* Task item *
What is needed is each line of the data below that holds the string "this".

* Input records *
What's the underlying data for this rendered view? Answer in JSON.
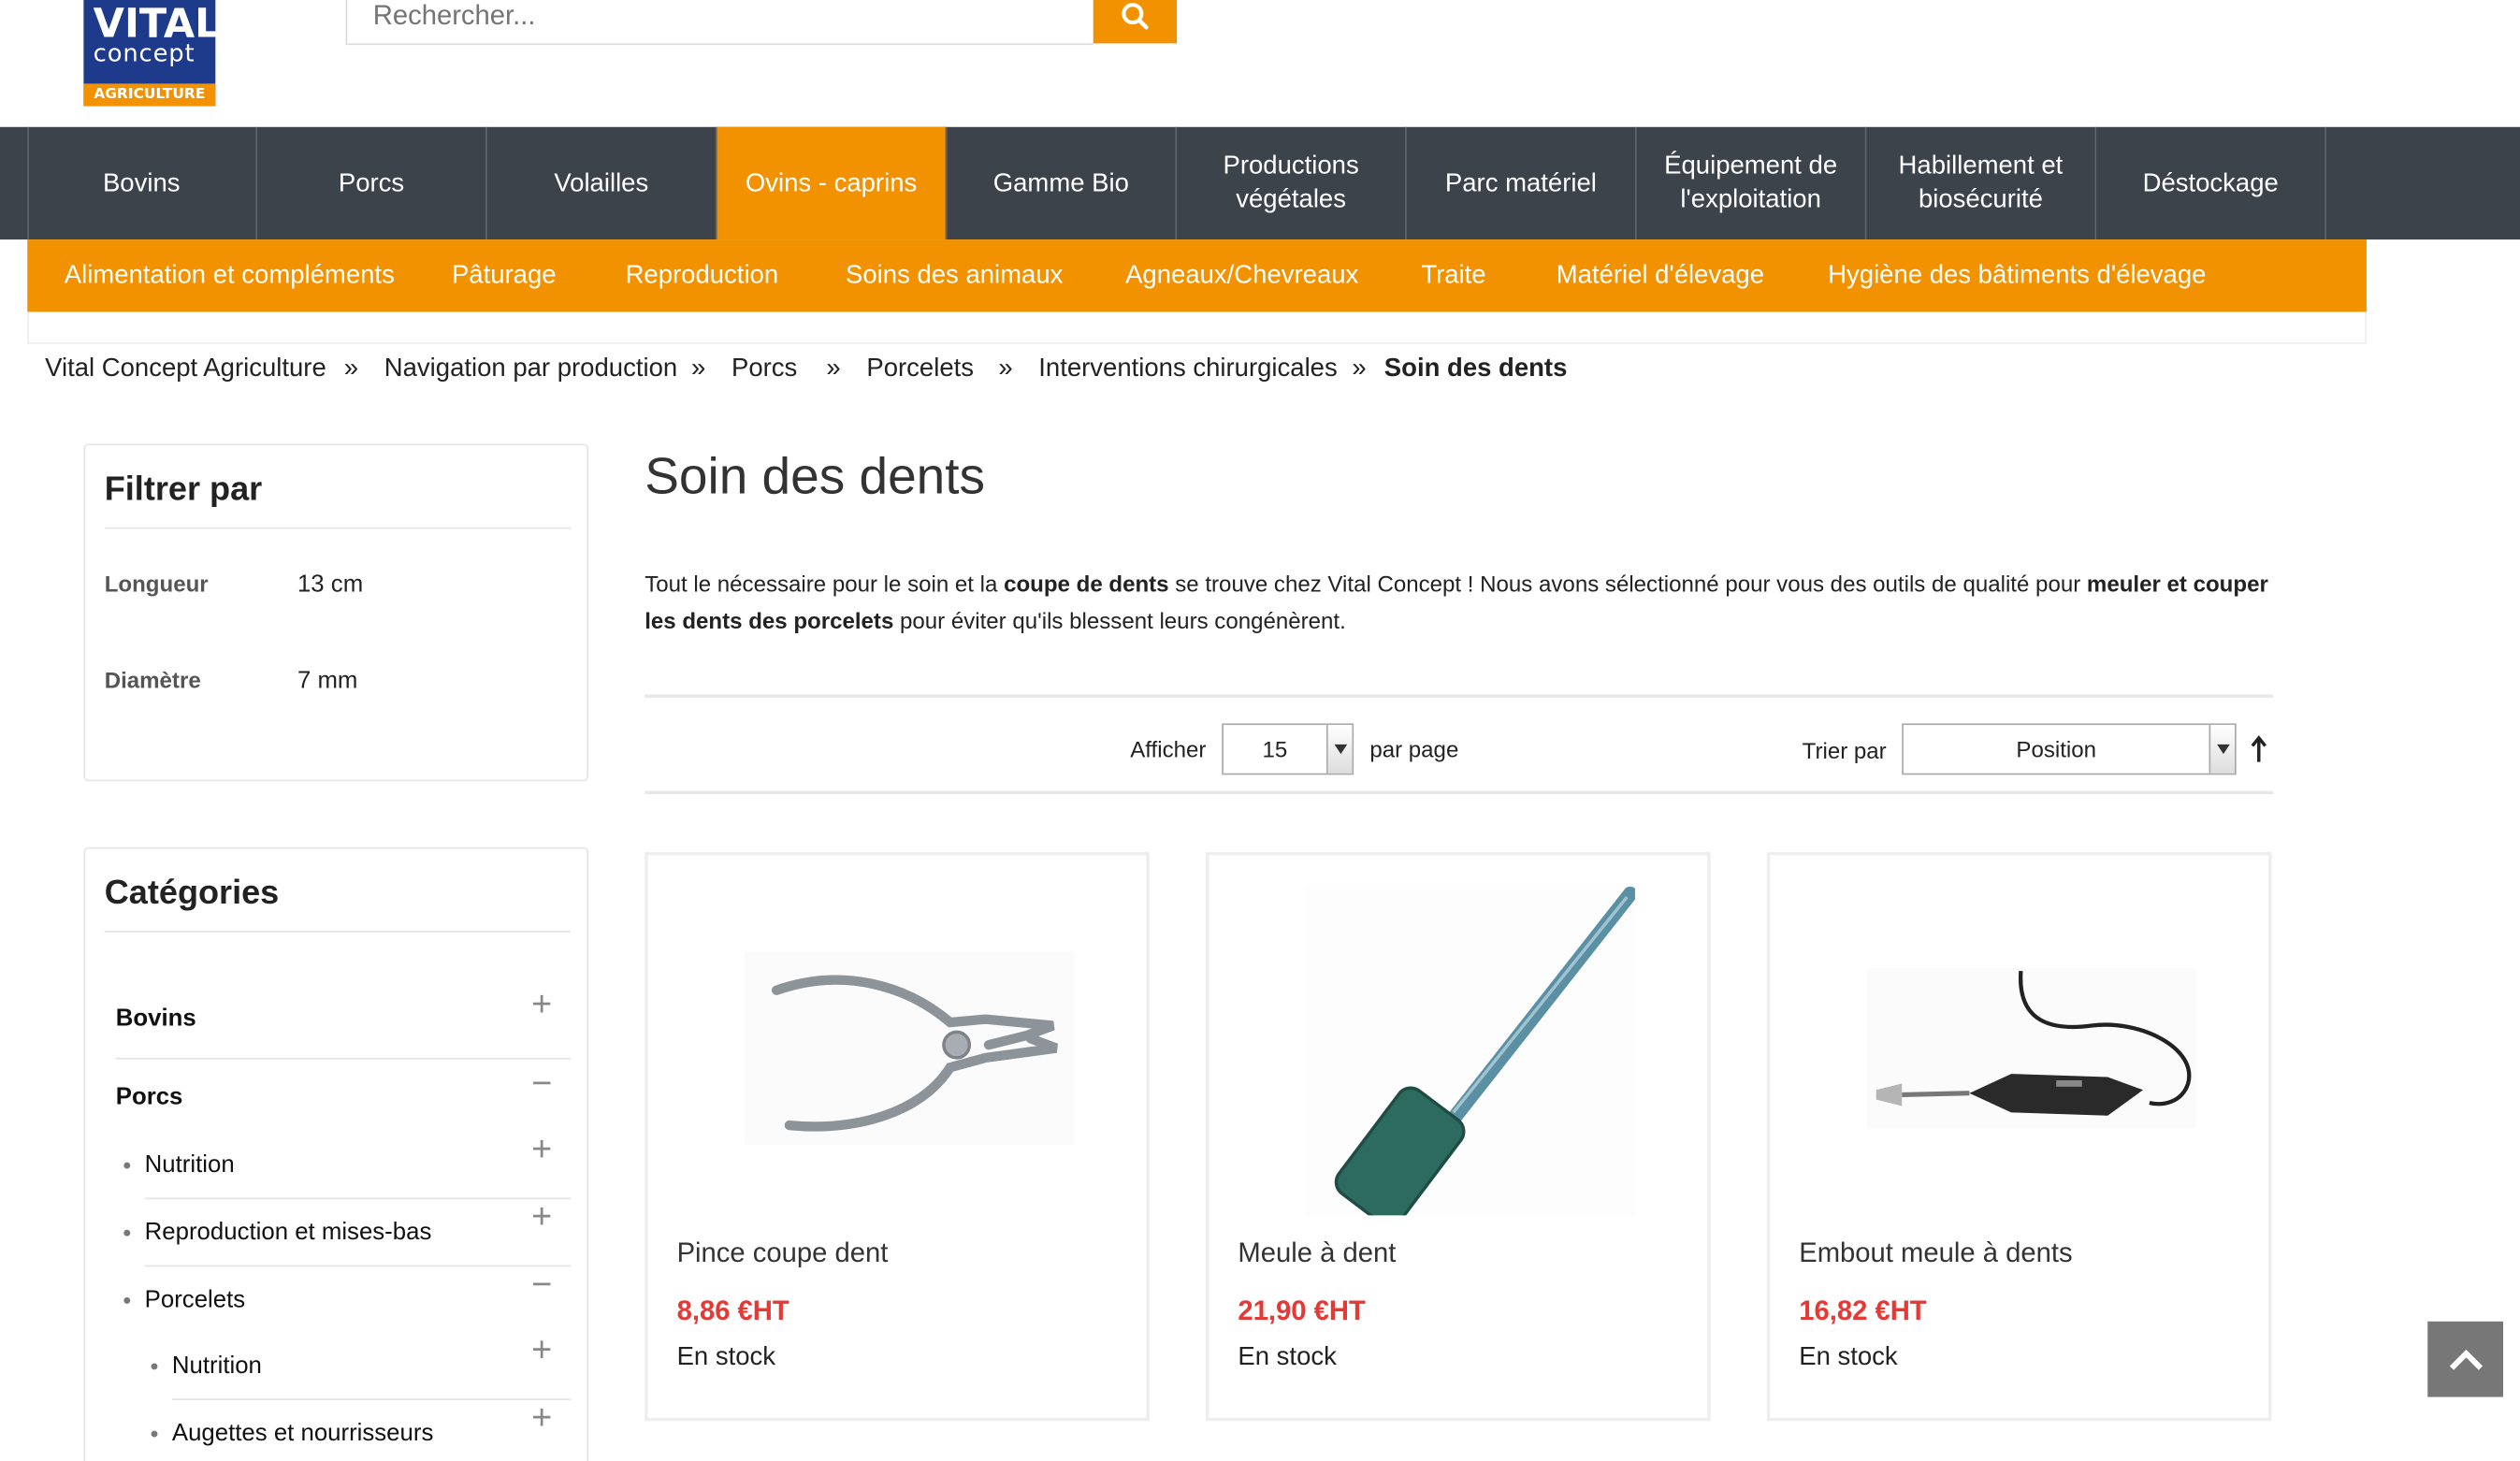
{
  "header": {
    "logo": {
      "line1": "VITAL",
      "line2": "concept",
      "line3": "AGRICULTURE"
    },
    "search": {
      "placeholder": "Rechercher...",
      "icon": "search-icon"
    }
  },
  "main_nav": [
    {
      "label": "Bovins"
    },
    {
      "label": "Porcs"
    },
    {
      "label": "Volailles"
    },
    {
      "label": "Ovins - caprins",
      "active": true
    },
    {
      "label": "Gamme Bio"
    },
    {
      "label": "Productions végétales"
    },
    {
      "label": "Parc matériel"
    },
    {
      "label": "Équipement de l'exploitation"
    },
    {
      "label": "Habillement et biosécurité"
    },
    {
      "label": "Déstockage"
    }
  ],
  "sub_nav": [
    "Alimentation et compléments",
    "Pâturage",
    "Reproduction",
    "Soins des animaux",
    "Agneaux/Chevreaux",
    "Traite",
    "Matériel d'élevage",
    "Hygiène des bâtiments d'élevage"
  ],
  "breadcrumb": {
    "separator": "»",
    "items": [
      "Vital Concept Agriculture",
      "Navigation par production",
      "Porcs",
      "Porcelets",
      "Interventions chirurgicales",
      "Soin des dents"
    ]
  },
  "filter": {
    "title": "Filtrer par",
    "rows": [
      {
        "label": "Longueur",
        "value": "13 cm"
      },
      {
        "label": "Diamètre",
        "value": "7 mm"
      }
    ]
  },
  "categories": {
    "title": "Catégories",
    "items": [
      {
        "label": "Bovins",
        "toggle": "+"
      },
      {
        "label": "Porcs",
        "toggle": "−"
      },
      {
        "label": "Nutrition",
        "toggle": "+"
      },
      {
        "label": "Reproduction et mises-bas",
        "toggle": "+"
      },
      {
        "label": "Porcelets",
        "toggle": "−"
      },
      {
        "label": "Nutrition",
        "toggle": "+"
      },
      {
        "label": "Augettes et nourrisseurs",
        "toggle": "+"
      }
    ]
  },
  "content": {
    "title": "Soin des dents",
    "description": {
      "p1": "Tout le nécessaire pour le soin et la ",
      "b1": "coupe de dents",
      "p2": " se trouve chez Vital Concept ! Nous avons sélectionné pour vous des outils de qualité pour ",
      "b2": "meuler et couper les dents des porcelets",
      "p3": " pour éviter qu'ils blessent leurs congénèrent."
    },
    "toolbar": {
      "show_label": "Afficher",
      "per_page_value": "15",
      "per_page_suffix": "par page",
      "sort_label": "Trier par",
      "sort_value": "Position",
      "sort_dir_icon": "arrow-up-icon"
    },
    "products": [
      {
        "name": "Pince coupe dent",
        "price": "8,86 €HT",
        "stock": "En stock",
        "image_icon": "pliers-icon"
      },
      {
        "name": "Meule à dent",
        "price": "21,90 €HT",
        "stock": "En stock",
        "image_icon": "grinding-stone-icon"
      },
      {
        "name": "Embout meule à dents",
        "price": "16,82 €HT",
        "stock": "En stock",
        "image_icon": "rotary-tool-icon"
      }
    ]
  },
  "back_to_top": {
    "icon": "chevron-up-icon"
  },
  "colors": {
    "accent": "#f39200",
    "nav_bg": "#3d434b",
    "price": "#e53935",
    "logo_blue": "#1e3a8a"
  }
}
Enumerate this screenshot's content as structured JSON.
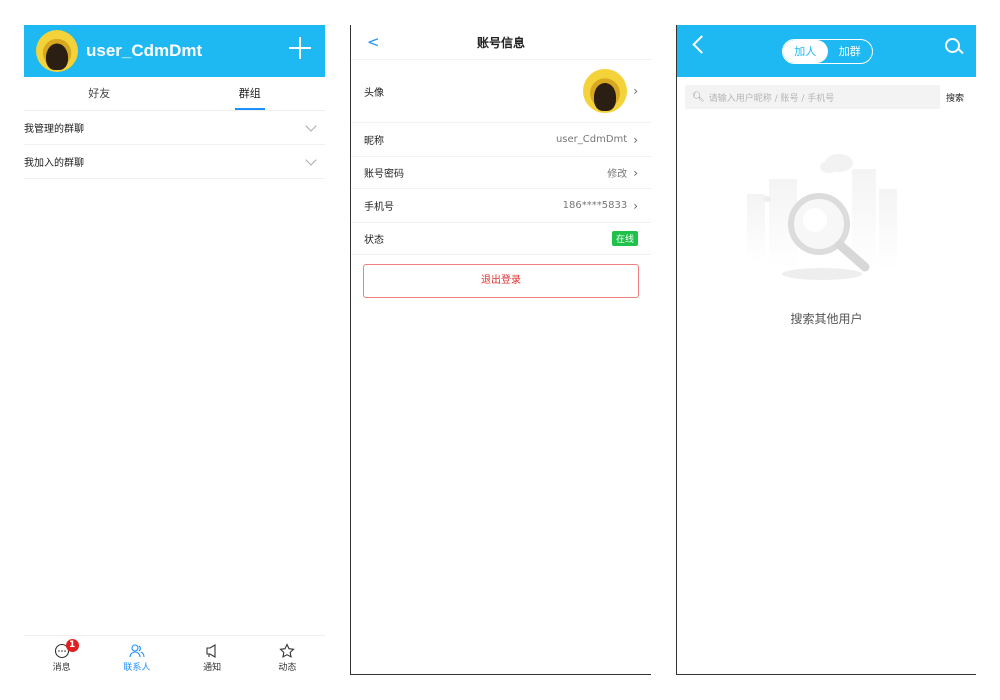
{
  "contacts": {
    "username": "user_CdmDmt",
    "tabs": [
      "好友",
      "群组"
    ],
    "groups": [
      {
        "label": "我管理的群聊"
      },
      {
        "label": "我加入的群聊"
      }
    ],
    "nav": [
      {
        "label": "消息",
        "icon": "chat-icon",
        "badge": "1"
      },
      {
        "label": "联系人",
        "icon": "contacts-icon"
      },
      {
        "label": "通知",
        "icon": "megaphone-icon"
      },
      {
        "label": "动态",
        "icon": "star-icon"
      }
    ],
    "colors": {
      "header": "#1eb8f3",
      "accent": "#1e90ff",
      "badge": "#e02020"
    }
  },
  "account": {
    "back": "<",
    "title": "账号信息",
    "avatar_label": "头像",
    "nickname_label": "昵称",
    "nickname_value": "user_CdmDmt",
    "password_label": "账号密码",
    "password_value": "修改",
    "phone_label": "手机号",
    "phone_value": "186****5833",
    "status_label": "状态",
    "status_value": "在线",
    "logout_label": "退出登录",
    "colors": {
      "online": "#1ec24a",
      "logout": "#e03030"
    }
  },
  "add": {
    "segments": [
      "加人",
      "加群"
    ],
    "search_placeholder": "请输入用户昵称 / 账号 / 手机号",
    "search_button": "搜索",
    "empty_text": "搜索其他用户"
  }
}
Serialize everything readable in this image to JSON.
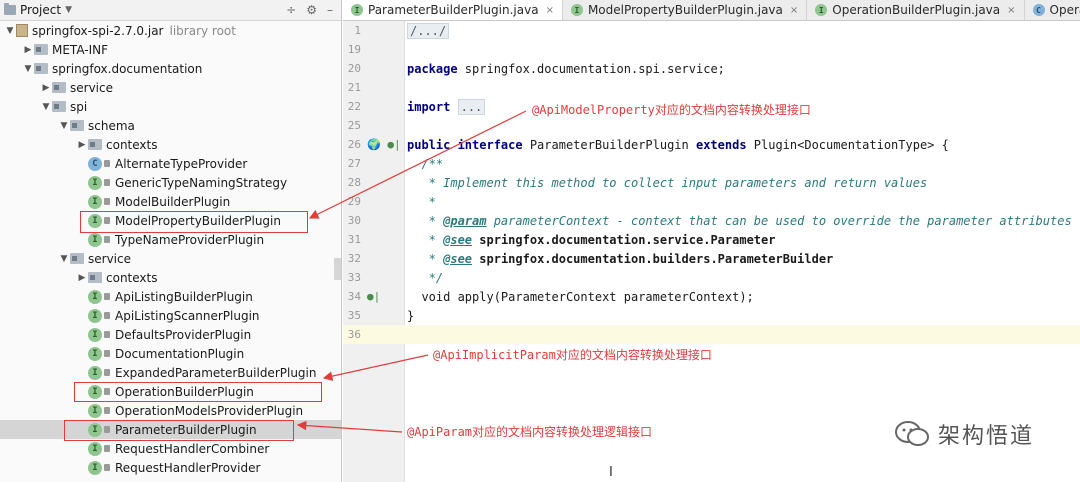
{
  "panel": {
    "title": "Project",
    "tools": [
      "÷",
      "⚙",
      "–"
    ]
  },
  "tree": [
    {
      "label": "springfox-spi-2.7.0.jar",
      "suffix": "library root",
      "type": "jar",
      "level": 0,
      "arrow": "down"
    },
    {
      "label": "META-INF",
      "type": "pkg",
      "level": 1,
      "arrow": "right"
    },
    {
      "label": "springfox.documentation",
      "type": "pkg",
      "level": 1,
      "arrow": "down"
    },
    {
      "label": "service",
      "type": "pkg",
      "level": 2,
      "arrow": "right"
    },
    {
      "label": "spi",
      "type": "pkg",
      "level": 2,
      "arrow": "down"
    },
    {
      "label": "schema",
      "type": "pkg",
      "level": 3,
      "arrow": "down"
    },
    {
      "label": "contexts",
      "type": "pkg",
      "level": 4,
      "arrow": "right"
    },
    {
      "label": "AlternateTypeProvider",
      "type": "class",
      "level": 4,
      "arrow": "none"
    },
    {
      "label": "GenericTypeNamingStrategy",
      "type": "interface",
      "level": 4,
      "arrow": "none"
    },
    {
      "label": "ModelBuilderPlugin",
      "type": "interface",
      "level": 4,
      "arrow": "none"
    },
    {
      "label": "ModelPropertyBuilderPlugin",
      "type": "interface",
      "level": 4,
      "arrow": "none"
    },
    {
      "label": "TypeNameProviderPlugin",
      "type": "interface",
      "level": 4,
      "arrow": "none"
    },
    {
      "label": "service",
      "type": "pkg",
      "level": 3,
      "arrow": "down"
    },
    {
      "label": "contexts",
      "type": "pkg",
      "level": 4,
      "arrow": "right"
    },
    {
      "label": "ApiListingBuilderPlugin",
      "type": "interface",
      "level": 4,
      "arrow": "none"
    },
    {
      "label": "ApiListingScannerPlugin",
      "type": "interface",
      "level": 4,
      "arrow": "none"
    },
    {
      "label": "DefaultsProviderPlugin",
      "type": "interface",
      "level": 4,
      "arrow": "none"
    },
    {
      "label": "DocumentationPlugin",
      "type": "interface",
      "level": 4,
      "arrow": "none"
    },
    {
      "label": "ExpandedParameterBuilderPlugin",
      "type": "interface",
      "level": 4,
      "arrow": "none"
    },
    {
      "label": "OperationBuilderPlugin",
      "type": "interface",
      "level": 4,
      "arrow": "none"
    },
    {
      "label": "OperationModelsProviderPlugin",
      "type": "interface",
      "level": 4,
      "arrow": "none"
    },
    {
      "label": "ParameterBuilderPlugin",
      "type": "interface",
      "level": 4,
      "arrow": "none",
      "selected": true
    },
    {
      "label": "RequestHandlerCombiner",
      "type": "interface",
      "level": 4,
      "arrow": "none"
    },
    {
      "label": "RequestHandlerProvider",
      "type": "interface",
      "level": 4,
      "arrow": "none"
    }
  ],
  "tabs": [
    {
      "label": "ParameterBuilderPlugin.java",
      "active": true,
      "icon": "interface"
    },
    {
      "label": "ModelPropertyBuilderPlugin.java",
      "active": false,
      "icon": "interface"
    },
    {
      "label": "OperationBuilderPlugin.java",
      "active": false,
      "icon": "interface"
    },
    {
      "label": "OperationImplicitParam",
      "active": false,
      "icon": "class"
    }
  ],
  "code_lines": [
    {
      "n": "1",
      "html": "<span class=\"fold\">/.../</span>"
    },
    {
      "n": "19",
      "html": ""
    },
    {
      "n": "20",
      "html": "<span class=\"kw\">package</span> springfox.documentation.spi.service;"
    },
    {
      "n": "21",
      "html": ""
    },
    {
      "n": "22",
      "html": "<span class=\"kw\">import</span> <span class=\"fold\">...</span>"
    },
    {
      "n": "25",
      "html": ""
    },
    {
      "n": "26",
      "html": "<span class=\"kw\">public interface</span> ParameterBuilderPlugin <span class=\"kw\">extends</span> Plugin&lt;DocumentationType&gt; {",
      "mark": "🌍 ●|"
    },
    {
      "n": "27",
      "html": "  <span class=\"doc\">/**</span>"
    },
    {
      "n": "28",
      "html": "<span class=\"doc\">   * Implement this method to collect input parameters and return values</span>"
    },
    {
      "n": "29",
      "html": "<span class=\"doc\">   *</span>"
    },
    {
      "n": "30",
      "html": "<span class=\"doc\">   * <span class=\"tag\">@param</span> parameterContext - context that can be used to override the parameter attributes</span>"
    },
    {
      "n": "31",
      "html": "<span class=\"doc\">   * <span class=\"tag\">@see</span> <span class=\"ref\">springfox.documentation.service.Parameter</span></span>"
    },
    {
      "n": "32",
      "html": "<span class=\"doc\">   * <span class=\"tag\">@see</span> <span class=\"ref\">springfox.documentation.builders.ParameterBuilder</span></span>"
    },
    {
      "n": "33",
      "html": "<span class=\"doc\">   */</span>"
    },
    {
      "n": "34",
      "html": "  void apply(ParameterContext parameterContext);",
      "mark": "●|"
    },
    {
      "n": "35",
      "html": "}"
    },
    {
      "n": "36",
      "html": "",
      "current": true
    }
  ],
  "annotations": {
    "model_property": "@ApiModelProperty对应的文档内容转换处理接口",
    "implicit_param": "@ApiImplicitParam对应的文档内容转换处理接口",
    "api_param": "@ApiParam对应的文档内容转换处理逻辑接口"
  },
  "watermark": {
    "text": "架构悟道"
  },
  "colors": {
    "annotation": "#e23c3c",
    "selection": "#d5d5d5",
    "keyword": "#000080",
    "doc": "#2b7a7a"
  }
}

* Response area *
What's the underlying data for this rendered view? Answer in JSON.
Enumerate this screenshot's content as structured JSON.
Serialize everything readable in this image to JSON.
      "html": "<span class=\"doc\">   * Implement this method to collect input parameters and return values</span>"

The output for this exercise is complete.